→ **Required work**:
Where the string "Upgrade" occurs in a line of the data below, that line should be copied.

====== Given records

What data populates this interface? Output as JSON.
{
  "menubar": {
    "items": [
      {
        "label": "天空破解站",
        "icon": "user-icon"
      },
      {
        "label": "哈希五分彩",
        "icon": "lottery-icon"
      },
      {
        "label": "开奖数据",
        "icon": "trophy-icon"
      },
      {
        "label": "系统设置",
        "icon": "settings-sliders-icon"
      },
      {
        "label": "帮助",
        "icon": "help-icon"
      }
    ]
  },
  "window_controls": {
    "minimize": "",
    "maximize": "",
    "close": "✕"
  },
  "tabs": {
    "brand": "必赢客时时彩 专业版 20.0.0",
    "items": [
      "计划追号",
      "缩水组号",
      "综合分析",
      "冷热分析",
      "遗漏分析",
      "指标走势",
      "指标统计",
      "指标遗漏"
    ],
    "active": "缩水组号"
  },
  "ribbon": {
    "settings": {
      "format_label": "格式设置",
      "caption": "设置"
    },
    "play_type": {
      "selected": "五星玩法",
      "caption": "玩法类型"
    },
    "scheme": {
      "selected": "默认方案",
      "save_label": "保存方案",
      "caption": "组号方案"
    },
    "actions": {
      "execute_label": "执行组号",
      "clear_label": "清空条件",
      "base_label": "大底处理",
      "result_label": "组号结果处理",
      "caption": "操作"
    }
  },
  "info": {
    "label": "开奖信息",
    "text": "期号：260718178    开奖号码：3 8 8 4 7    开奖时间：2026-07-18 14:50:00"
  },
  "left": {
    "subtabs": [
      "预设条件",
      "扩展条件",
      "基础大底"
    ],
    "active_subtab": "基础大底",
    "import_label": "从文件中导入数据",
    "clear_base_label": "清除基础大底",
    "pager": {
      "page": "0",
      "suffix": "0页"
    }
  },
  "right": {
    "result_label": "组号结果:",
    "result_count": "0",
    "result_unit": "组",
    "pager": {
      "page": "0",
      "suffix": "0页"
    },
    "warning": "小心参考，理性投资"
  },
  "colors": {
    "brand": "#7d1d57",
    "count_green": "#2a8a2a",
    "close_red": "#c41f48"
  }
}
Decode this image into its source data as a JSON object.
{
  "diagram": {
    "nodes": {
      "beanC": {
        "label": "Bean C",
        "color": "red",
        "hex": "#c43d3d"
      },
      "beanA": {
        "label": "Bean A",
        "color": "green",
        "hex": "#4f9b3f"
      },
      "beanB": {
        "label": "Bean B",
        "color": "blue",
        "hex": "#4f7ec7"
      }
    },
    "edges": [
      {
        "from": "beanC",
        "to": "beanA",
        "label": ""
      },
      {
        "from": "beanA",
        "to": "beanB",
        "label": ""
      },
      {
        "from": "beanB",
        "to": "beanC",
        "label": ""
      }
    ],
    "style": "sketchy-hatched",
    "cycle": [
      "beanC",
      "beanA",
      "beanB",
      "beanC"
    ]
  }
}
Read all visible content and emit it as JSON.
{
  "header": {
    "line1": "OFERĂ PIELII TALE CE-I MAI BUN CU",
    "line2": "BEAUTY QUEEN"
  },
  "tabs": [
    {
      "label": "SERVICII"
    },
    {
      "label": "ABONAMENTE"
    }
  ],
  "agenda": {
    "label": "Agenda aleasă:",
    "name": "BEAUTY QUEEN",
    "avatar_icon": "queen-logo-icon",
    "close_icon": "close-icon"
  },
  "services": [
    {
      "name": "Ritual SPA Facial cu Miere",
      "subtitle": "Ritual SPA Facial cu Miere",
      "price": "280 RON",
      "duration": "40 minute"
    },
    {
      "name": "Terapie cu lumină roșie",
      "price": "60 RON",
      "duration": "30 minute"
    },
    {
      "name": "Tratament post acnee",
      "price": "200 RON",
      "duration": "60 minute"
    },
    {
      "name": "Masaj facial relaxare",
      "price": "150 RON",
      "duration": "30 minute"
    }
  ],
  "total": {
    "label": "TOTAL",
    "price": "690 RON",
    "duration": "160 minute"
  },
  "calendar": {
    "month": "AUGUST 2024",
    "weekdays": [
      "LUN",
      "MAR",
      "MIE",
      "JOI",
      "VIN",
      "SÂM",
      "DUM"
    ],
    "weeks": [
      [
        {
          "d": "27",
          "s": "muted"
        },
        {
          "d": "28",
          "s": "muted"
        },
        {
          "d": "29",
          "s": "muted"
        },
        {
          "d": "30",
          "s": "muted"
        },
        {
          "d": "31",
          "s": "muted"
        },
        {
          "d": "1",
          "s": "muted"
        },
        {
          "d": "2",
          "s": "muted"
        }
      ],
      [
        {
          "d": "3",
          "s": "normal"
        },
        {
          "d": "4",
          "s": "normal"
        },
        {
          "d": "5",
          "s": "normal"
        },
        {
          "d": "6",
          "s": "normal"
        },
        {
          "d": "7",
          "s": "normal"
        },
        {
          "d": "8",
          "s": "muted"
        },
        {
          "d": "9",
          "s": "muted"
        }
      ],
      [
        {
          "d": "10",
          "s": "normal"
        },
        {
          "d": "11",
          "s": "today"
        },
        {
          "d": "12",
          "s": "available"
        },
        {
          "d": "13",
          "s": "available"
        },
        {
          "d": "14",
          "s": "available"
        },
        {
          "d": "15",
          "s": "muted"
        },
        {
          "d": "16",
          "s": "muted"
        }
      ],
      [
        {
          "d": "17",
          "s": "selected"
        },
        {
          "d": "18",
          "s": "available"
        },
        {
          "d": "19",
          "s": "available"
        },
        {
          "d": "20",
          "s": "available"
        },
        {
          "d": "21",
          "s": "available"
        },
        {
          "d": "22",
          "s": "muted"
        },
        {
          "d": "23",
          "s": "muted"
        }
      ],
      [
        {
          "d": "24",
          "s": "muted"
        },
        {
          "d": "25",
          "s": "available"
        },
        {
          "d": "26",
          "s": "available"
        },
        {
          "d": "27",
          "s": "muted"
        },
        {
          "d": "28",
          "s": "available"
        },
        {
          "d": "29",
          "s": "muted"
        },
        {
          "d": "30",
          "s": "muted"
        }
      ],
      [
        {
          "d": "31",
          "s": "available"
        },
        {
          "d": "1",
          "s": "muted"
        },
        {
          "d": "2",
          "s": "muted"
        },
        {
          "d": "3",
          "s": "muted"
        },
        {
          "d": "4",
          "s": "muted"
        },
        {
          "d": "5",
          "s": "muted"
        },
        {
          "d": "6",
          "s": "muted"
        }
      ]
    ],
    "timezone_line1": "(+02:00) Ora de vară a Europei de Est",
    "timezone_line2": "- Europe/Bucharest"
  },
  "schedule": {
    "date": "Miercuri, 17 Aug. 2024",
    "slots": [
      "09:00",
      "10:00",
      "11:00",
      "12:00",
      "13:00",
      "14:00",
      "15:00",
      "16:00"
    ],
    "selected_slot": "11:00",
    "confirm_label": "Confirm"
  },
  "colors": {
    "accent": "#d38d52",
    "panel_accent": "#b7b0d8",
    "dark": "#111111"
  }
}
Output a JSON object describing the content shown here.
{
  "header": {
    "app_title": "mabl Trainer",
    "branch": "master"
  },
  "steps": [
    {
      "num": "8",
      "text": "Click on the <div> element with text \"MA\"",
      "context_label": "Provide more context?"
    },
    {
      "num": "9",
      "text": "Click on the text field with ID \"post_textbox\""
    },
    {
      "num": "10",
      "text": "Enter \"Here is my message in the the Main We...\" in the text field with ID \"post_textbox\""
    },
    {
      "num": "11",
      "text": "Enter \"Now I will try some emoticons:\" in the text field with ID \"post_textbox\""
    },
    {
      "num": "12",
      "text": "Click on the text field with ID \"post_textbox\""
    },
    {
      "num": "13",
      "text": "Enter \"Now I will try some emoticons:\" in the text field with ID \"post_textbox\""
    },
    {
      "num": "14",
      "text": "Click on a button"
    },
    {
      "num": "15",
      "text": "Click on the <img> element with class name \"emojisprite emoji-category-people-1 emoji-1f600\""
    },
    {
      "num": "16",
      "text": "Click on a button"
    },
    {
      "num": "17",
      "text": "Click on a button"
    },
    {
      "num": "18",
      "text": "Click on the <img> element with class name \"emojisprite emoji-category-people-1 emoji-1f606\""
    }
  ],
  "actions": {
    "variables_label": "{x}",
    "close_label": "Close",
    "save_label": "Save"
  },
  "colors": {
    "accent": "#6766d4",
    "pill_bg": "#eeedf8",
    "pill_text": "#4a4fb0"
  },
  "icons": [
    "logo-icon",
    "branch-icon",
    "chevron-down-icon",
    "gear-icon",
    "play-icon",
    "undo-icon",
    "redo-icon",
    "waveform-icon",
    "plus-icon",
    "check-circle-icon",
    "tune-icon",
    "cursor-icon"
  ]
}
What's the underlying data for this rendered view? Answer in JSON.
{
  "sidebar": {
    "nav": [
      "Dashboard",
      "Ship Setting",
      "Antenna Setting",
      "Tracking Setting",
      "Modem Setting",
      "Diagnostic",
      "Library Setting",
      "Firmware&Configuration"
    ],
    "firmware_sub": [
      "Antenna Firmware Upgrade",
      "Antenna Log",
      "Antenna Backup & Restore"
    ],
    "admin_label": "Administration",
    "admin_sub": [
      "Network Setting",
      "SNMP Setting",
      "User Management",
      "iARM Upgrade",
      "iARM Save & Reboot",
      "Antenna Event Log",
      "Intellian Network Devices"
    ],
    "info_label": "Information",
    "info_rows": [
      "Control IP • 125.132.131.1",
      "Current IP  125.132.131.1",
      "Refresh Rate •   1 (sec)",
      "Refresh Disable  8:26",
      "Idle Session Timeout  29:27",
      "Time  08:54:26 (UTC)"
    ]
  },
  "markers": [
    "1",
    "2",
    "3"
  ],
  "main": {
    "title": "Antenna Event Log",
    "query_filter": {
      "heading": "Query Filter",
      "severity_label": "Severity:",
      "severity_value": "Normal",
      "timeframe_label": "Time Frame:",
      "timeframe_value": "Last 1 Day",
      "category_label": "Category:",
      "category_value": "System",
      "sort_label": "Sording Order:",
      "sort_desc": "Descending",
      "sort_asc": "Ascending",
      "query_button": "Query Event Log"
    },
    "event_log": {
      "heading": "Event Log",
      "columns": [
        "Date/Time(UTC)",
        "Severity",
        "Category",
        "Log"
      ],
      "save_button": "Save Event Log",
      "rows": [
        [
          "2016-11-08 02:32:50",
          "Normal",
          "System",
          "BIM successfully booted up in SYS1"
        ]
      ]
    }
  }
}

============

→ **Solution to this problem**:
      "Antenna Firmware Upgrade",
      "iARM Upgrade",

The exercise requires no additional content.